JUSTINE “Good question, I’ve got a really fun short film that I’ve got in post. I was executive producer and I’m the lead actor. It’s an absolutely ridiculous comedy and a Rambo – First Blood spoof movie. I play a female Rambo type, named Katie Rumbo. Laura Chartrand wrote and directed it and we shot it at the end of last summer in Hope, BC – where the original was shot. It’s a total homage to Sly, to First Blood and the franchise, we had so much fun with it. We hope to be ready to submit by the end of August. We were able to film in many of the same locations and we were able to match shot for shot for many of the scenes. It’s going to be hilarious (laughing). We were able to use some of Canada’s best stunt people and they made me look so badass with the running, the punching and the kicking! They made me look like I was capable of that (laughing).”
HNMAG “Do you mind if we switch gears and I ask you a couple fun questions? Would you rather spend the day orbiting around the earth for the day in a space station or spend the day at the deepest part of the ocean for the day?”
JUSTINE “Oh my goodness… I have a deep connection to the ocean and what’s going on in the deepest depths, which makes it a tough question for me… however, I might have to go with the orbit because I know a lot of people that tell me the earth is flat (laughing) and I would have to go up there to see it, so I could tell them how it actually is, whether it’s this way or that (laughing).”
HNMAG “You have 3 modes of transportation to travel 100 miles. You can use a hot air balloon, a motorcycle or a boat. Which do you choose?”
JUSTINE “Motorcycle, baby. Put the fun between your legs (laughing).”
Justine was so full of energy and life, she’s banned from cemeteries. She was such a joy and is on my top ten list of extremely fun interviews. Her films have something to say and we can all appreciate a good listener, so give her films a look and support a talented female writer/actor/producer.

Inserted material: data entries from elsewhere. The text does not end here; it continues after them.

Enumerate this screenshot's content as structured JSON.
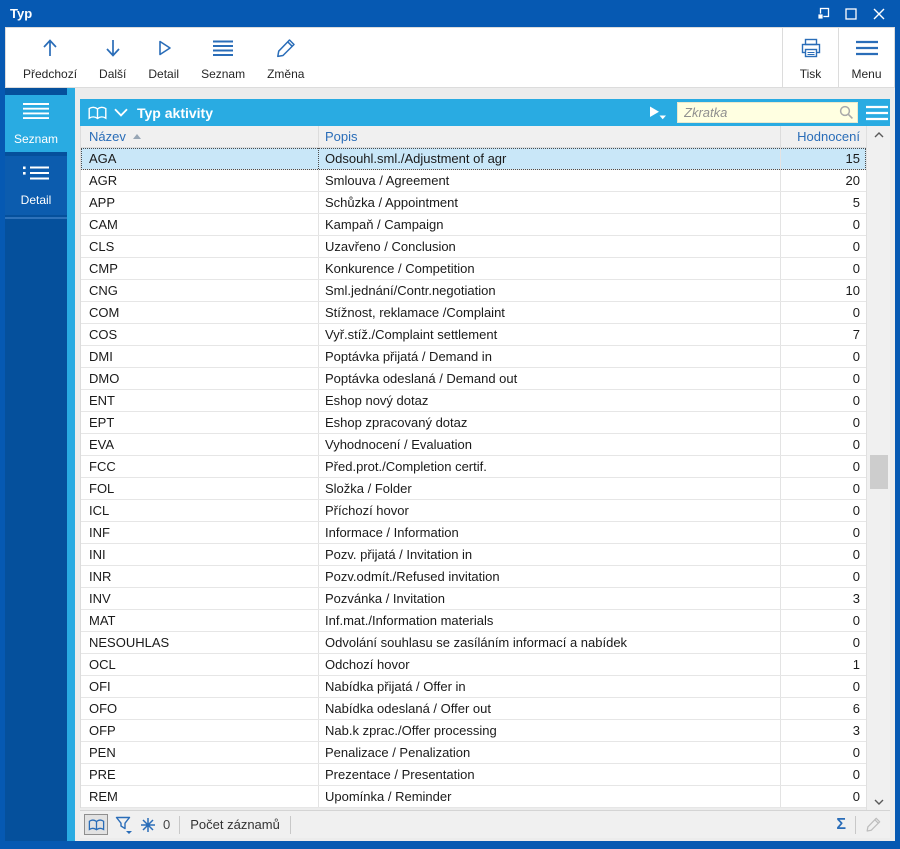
{
  "window": {
    "title": "Typ"
  },
  "titlebar": {
    "controls": [
      "dock",
      "maximize",
      "close"
    ]
  },
  "toolbar": {
    "items": [
      {
        "label": "Předchozí",
        "icon": "arrow-up-icon"
      },
      {
        "label": "Další",
        "icon": "arrow-down-icon"
      },
      {
        "label": "Detail",
        "icon": "triangle-right-icon"
      },
      {
        "label": "Seznam",
        "icon": "list-icon"
      },
      {
        "label": "Změna",
        "icon": "pencil-icon"
      }
    ],
    "right_items": [
      {
        "label": "Tisk",
        "icon": "printer-icon"
      },
      {
        "label": "Menu",
        "icon": "hamburger-icon"
      }
    ]
  },
  "sidebar": {
    "tabs": [
      {
        "label": "Seznam",
        "icon": "list-icon",
        "active": true
      },
      {
        "label": "Detail",
        "icon": "detail-list-icon",
        "active": false
      }
    ]
  },
  "panel": {
    "title": "Typ aktivity",
    "icons": [
      "open-book-icon",
      "chevron-down-icon",
      "play-icon",
      "hamburger-icon"
    ],
    "search": {
      "placeholder": "Zkratka",
      "value": "",
      "icon": "magnifier-icon"
    }
  },
  "table": {
    "columns": [
      {
        "label": "Název",
        "sort": "asc"
      },
      {
        "label": "Popis",
        "sort": null
      },
      {
        "label": "Hodnocení",
        "sort": null,
        "align": "right"
      }
    ],
    "selected_row": 0,
    "rows": [
      {
        "nazev": "AGA",
        "popis": "Odsouhl.sml./Adjustment of agr",
        "hodnoceni": "15"
      },
      {
        "nazev": "AGR",
        "popis": "Smlouva / Agreement",
        "hodnoceni": "20"
      },
      {
        "nazev": "APP",
        "popis": "Schůzka / Appointment",
        "hodnoceni": "5"
      },
      {
        "nazev": "CAM",
        "popis": "Kampaň / Campaign",
        "hodnoceni": "0"
      },
      {
        "nazev": "CLS",
        "popis": "Uzavřeno / Conclusion",
        "hodnoceni": "0"
      },
      {
        "nazev": "CMP",
        "popis": "Konkurence / Competition",
        "hodnoceni": "0"
      },
      {
        "nazev": "CNG",
        "popis": "Sml.jednání/Contr.negotiation",
        "hodnoceni": "10"
      },
      {
        "nazev": "COM",
        "popis": "Stížnost, reklamace /Complaint",
        "hodnoceni": "0"
      },
      {
        "nazev": "COS",
        "popis": "Vyř.stíž./Complaint settlement",
        "hodnoceni": "7"
      },
      {
        "nazev": "DMI",
        "popis": "Poptávka přijatá / Demand in",
        "hodnoceni": "0"
      },
      {
        "nazev": "DMO",
        "popis": "Poptávka odeslaná / Demand out",
        "hodnoceni": "0"
      },
      {
        "nazev": "ENT",
        "popis": "Eshop nový dotaz",
        "hodnoceni": "0"
      },
      {
        "nazev": "EPT",
        "popis": "Eshop zpracovaný dotaz",
        "hodnoceni": "0"
      },
      {
        "nazev": "EVA",
        "popis": "Vyhodnocení / Evaluation",
        "hodnoceni": "0"
      },
      {
        "nazev": "FCC",
        "popis": "Před.prot./Completion certif.",
        "hodnoceni": "0"
      },
      {
        "nazev": "FOL",
        "popis": "Složka / Folder",
        "hodnoceni": "0"
      },
      {
        "nazev": "ICL",
        "popis": "Příchozí hovor",
        "hodnoceni": "0"
      },
      {
        "nazev": "INF",
        "popis": "Informace / Information",
        "hodnoceni": "0"
      },
      {
        "nazev": "INI",
        "popis": "Pozv. přijatá / Invitation in",
        "hodnoceni": "0"
      },
      {
        "nazev": "INR",
        "popis": "Pozv.odmít./Refused invitation",
        "hodnoceni": "0"
      },
      {
        "nazev": "INV",
        "popis": "Pozvánka / Invitation",
        "hodnoceni": "3"
      },
      {
        "nazev": "MAT",
        "popis": "Inf.mat./Information materials",
        "hodnoceni": "0"
      },
      {
        "nazev": "NESOUHLAS",
        "popis": "Odvolání souhlasu se zasíláním informací a nabídek",
        "hodnoceni": "0"
      },
      {
        "nazev": "OCL",
        "popis": "Odchozí hovor",
        "hodnoceni": "1"
      },
      {
        "nazev": "OFI",
        "popis": "Nabídka přijatá / Offer in",
        "hodnoceni": "0"
      },
      {
        "nazev": "OFO",
        "popis": "Nabídka odeslaná / Offer out",
        "hodnoceni": "6"
      },
      {
        "nazev": "OFP",
        "popis": "Nab.k zprac./Offer processing",
        "hodnoceni": "3"
      },
      {
        "nazev": "PEN",
        "popis": "Penalizace / Penalization",
        "hodnoceni": "0"
      },
      {
        "nazev": "PRE",
        "popis": "Prezentace / Presentation",
        "hodnoceni": "0"
      },
      {
        "nazev": "REM",
        "popis": "Upomínka / Reminder",
        "hodnoceni": "0"
      }
    ]
  },
  "statusbar": {
    "icons": [
      "open-book-icon",
      "filter-icon",
      "snowflake-icon",
      "sigma-icon",
      "pencil-icon"
    ],
    "filter_count": "0",
    "record_count_label": "Počet záznamů"
  },
  "colors": {
    "titlebar_blue": "#0659b2",
    "sidebar_blue": "#05509c",
    "accent_cyan": "#29abe2",
    "icon_blue": "#2a6db8",
    "selected_row_bg": "#c9e7f8",
    "search_bg": "#ffffe1"
  }
}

Justine shares her passion with others as a volunteer for Project Limelight: an arts program for kids in Vancouver’s downtown Eastside. She also collaborates with The First Weekend Club: an organization dedicated to the promotion and celebration of Canadian film, where she hosts red-carpet interviews at festivals and awards shows. She is also a judge for Vancouver’s genre film festival, The Rio Grind.